-- Dataset excerpts follows --

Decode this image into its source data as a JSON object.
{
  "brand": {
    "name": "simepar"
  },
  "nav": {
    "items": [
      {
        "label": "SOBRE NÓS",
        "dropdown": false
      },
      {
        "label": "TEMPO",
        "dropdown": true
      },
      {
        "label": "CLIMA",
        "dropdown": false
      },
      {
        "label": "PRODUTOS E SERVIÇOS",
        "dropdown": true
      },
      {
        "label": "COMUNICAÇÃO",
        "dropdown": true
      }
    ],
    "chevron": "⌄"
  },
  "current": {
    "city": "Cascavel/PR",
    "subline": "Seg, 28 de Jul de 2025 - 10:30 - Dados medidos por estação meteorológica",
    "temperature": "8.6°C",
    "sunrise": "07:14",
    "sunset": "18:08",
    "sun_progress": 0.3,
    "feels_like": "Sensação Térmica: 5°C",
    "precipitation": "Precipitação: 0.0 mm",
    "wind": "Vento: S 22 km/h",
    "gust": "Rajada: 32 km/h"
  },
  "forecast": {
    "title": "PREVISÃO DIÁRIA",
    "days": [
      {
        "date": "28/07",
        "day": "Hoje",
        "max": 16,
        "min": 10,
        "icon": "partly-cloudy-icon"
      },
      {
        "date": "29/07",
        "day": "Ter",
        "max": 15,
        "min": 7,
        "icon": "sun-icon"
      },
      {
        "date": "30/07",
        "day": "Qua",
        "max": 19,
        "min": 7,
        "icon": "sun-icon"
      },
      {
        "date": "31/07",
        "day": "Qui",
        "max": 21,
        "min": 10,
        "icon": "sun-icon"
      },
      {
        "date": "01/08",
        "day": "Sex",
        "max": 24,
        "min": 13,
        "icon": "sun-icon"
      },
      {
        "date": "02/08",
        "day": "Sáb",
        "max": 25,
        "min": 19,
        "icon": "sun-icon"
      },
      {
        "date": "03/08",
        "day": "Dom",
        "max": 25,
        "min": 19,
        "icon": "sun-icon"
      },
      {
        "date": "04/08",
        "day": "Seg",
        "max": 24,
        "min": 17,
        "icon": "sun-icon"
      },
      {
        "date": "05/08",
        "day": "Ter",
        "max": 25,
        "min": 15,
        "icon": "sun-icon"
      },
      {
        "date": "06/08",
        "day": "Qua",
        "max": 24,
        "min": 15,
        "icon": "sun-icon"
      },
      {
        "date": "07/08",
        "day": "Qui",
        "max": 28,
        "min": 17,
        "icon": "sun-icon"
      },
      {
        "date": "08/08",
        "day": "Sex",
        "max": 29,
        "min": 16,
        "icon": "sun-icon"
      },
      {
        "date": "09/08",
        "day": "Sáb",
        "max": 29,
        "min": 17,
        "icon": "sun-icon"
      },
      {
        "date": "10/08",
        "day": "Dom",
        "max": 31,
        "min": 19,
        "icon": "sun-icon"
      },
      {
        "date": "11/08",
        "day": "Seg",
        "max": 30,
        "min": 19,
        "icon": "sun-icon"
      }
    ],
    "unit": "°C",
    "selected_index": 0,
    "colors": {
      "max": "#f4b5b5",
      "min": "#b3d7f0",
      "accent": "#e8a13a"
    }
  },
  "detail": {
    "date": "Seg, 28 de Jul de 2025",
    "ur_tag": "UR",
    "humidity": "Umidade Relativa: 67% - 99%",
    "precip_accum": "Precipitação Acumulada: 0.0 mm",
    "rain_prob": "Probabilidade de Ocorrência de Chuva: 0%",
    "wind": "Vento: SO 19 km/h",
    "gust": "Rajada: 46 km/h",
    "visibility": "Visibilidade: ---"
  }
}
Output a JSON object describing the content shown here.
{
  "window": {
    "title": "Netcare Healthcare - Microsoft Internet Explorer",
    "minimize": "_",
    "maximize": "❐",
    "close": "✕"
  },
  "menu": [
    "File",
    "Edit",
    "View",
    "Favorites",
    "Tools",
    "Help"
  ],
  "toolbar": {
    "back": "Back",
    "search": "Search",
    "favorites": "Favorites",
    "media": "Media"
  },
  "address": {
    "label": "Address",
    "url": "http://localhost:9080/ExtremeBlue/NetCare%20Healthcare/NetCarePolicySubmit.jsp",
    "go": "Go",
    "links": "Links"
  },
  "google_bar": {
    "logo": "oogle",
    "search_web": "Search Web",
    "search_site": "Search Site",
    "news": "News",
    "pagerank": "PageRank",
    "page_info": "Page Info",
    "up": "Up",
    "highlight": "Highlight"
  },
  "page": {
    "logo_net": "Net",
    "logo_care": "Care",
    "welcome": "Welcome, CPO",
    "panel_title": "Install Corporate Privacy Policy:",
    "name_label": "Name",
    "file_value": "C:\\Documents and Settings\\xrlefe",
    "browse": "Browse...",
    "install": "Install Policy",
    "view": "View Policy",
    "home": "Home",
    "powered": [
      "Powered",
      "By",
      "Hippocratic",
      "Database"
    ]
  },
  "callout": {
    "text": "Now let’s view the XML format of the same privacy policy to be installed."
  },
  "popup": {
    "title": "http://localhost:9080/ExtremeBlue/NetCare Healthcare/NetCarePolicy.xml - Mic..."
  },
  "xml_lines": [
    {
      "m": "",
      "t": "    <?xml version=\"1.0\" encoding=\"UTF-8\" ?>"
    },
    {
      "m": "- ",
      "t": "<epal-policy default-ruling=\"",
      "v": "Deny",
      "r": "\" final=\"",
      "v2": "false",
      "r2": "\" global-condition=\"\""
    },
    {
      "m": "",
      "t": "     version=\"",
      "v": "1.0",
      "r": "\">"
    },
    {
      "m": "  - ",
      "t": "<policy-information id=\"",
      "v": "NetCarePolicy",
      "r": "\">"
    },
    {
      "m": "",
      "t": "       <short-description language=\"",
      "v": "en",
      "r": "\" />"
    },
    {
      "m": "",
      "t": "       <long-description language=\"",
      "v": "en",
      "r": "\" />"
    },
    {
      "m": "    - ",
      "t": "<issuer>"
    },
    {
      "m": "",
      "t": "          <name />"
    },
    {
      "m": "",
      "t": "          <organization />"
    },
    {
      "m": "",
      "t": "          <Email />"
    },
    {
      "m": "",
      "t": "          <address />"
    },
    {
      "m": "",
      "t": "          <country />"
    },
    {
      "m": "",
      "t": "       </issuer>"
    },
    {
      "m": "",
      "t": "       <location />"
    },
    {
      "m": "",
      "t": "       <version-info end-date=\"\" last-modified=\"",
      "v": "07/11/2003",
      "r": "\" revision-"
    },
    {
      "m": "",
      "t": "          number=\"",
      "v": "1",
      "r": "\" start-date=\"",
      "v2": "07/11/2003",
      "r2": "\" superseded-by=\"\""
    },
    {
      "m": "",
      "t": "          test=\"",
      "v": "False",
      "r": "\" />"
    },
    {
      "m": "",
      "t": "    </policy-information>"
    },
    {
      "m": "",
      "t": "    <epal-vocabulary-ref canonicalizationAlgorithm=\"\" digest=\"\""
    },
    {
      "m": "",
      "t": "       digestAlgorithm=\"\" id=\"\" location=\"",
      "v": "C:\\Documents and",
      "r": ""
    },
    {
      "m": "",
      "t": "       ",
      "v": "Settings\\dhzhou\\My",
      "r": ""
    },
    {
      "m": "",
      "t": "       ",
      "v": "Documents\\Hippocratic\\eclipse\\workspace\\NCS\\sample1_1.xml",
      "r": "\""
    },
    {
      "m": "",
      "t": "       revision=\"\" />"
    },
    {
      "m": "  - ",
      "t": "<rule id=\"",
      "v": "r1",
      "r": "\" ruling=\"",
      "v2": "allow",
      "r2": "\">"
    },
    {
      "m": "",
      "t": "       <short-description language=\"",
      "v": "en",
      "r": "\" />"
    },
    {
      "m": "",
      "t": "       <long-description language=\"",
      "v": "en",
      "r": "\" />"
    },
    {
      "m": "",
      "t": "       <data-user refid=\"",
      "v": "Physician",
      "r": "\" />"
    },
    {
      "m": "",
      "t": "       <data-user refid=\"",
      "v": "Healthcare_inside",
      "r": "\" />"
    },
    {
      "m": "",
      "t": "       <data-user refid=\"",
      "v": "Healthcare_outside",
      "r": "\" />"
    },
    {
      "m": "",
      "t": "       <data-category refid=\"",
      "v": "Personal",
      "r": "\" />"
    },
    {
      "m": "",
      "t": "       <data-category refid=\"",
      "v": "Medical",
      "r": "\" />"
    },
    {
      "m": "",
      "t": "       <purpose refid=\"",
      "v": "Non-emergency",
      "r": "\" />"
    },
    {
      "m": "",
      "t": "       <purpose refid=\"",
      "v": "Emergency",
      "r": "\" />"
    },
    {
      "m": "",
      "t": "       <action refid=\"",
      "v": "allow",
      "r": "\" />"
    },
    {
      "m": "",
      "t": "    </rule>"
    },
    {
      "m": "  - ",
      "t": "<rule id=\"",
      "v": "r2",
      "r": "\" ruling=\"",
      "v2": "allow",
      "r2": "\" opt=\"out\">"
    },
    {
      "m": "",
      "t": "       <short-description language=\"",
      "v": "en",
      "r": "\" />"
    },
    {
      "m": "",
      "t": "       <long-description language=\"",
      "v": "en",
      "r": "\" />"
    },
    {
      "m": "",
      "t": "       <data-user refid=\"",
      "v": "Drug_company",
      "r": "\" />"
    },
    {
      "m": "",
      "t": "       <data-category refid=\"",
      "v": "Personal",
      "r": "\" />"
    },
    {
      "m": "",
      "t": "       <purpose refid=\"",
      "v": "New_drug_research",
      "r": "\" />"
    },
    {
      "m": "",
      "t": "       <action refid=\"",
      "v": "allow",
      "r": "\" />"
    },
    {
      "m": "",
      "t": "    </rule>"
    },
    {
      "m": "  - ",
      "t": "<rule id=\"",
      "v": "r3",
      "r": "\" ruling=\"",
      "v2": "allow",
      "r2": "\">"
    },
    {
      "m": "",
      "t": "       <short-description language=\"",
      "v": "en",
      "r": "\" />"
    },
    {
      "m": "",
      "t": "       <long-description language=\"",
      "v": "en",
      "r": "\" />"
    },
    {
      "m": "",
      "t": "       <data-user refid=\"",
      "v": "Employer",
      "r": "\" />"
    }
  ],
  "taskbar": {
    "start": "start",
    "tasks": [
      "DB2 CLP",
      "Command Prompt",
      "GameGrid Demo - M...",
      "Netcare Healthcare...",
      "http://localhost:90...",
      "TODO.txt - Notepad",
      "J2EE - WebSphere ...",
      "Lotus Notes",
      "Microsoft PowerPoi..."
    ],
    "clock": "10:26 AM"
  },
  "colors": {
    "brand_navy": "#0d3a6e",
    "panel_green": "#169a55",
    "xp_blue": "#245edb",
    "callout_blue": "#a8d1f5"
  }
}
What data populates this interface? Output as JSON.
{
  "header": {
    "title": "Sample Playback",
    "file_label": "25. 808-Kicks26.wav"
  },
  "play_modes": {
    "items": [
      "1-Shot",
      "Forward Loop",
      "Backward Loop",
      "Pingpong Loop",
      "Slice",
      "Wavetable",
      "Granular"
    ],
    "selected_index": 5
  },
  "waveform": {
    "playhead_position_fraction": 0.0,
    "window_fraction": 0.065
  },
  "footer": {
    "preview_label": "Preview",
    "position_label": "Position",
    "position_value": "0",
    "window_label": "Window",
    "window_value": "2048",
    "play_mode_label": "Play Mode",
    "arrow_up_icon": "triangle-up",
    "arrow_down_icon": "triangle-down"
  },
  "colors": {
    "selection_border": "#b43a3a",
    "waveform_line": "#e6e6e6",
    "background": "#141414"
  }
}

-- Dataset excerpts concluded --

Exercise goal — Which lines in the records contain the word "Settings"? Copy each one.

Solution below —
    "file_value": "C:\\Documents and Settings\\xrlefe",
      "v": "Settings\\dhzhou\\My",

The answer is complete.